The Strad Issue: July 2016
Description: Cleveland cellist plays concertos by the man who inspired Dvorák
Musicians: Mark Kosower (cello) Ulster Orchestra/JoAnn Falletta
Catalogue number: NAXOS 8.573517
In the audience at the New York premiere of Victor Herbert’s Second Cello Concerto in March 1894 was none other than Antonín Dvorák, director of the National Conservatory of Music, where Herbert was a teacher. Dvorák declared himself amazed at how well the solo cello could be set against a large orchestra and by February the following year had completed his own Cello Concerto.
One certainly feels the affinity between the two works, from the minor tonality to the return of the slow movement theme in the finale. Kosower, principal cellist of the Cleveland Orchestra, brings dramatic presence to Herbert’s foreboding opening cello melody over tremolo strings and plays the broad, singing slow movement theme with moving eloquence, though his tone sometimes lacks fullness. Both this concerto and the First (1884) culminate with high, virtuosic cross-string passagework and rapidly ascending scales, which Kosower executes neatly, though the music cannot escape from feeling rather empty.

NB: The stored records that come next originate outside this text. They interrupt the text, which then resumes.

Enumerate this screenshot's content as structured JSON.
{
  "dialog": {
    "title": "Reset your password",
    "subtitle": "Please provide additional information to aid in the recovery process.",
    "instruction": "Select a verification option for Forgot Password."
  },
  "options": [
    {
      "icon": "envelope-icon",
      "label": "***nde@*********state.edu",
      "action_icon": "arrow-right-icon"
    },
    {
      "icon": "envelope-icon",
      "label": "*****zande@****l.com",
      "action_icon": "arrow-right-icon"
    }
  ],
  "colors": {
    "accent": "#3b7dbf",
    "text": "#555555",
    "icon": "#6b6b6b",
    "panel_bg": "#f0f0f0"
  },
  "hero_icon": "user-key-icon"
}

Irish-born cellist and conductor Herbert was the soloist in both the Second’s premiere and that of the First, an altogether more lightweight work, more in the vein of Herbert’s popular operettas. There is little scope for interpretative depth for Kosower but he plays cleanly and lyrically in this well-balanced, clear recording.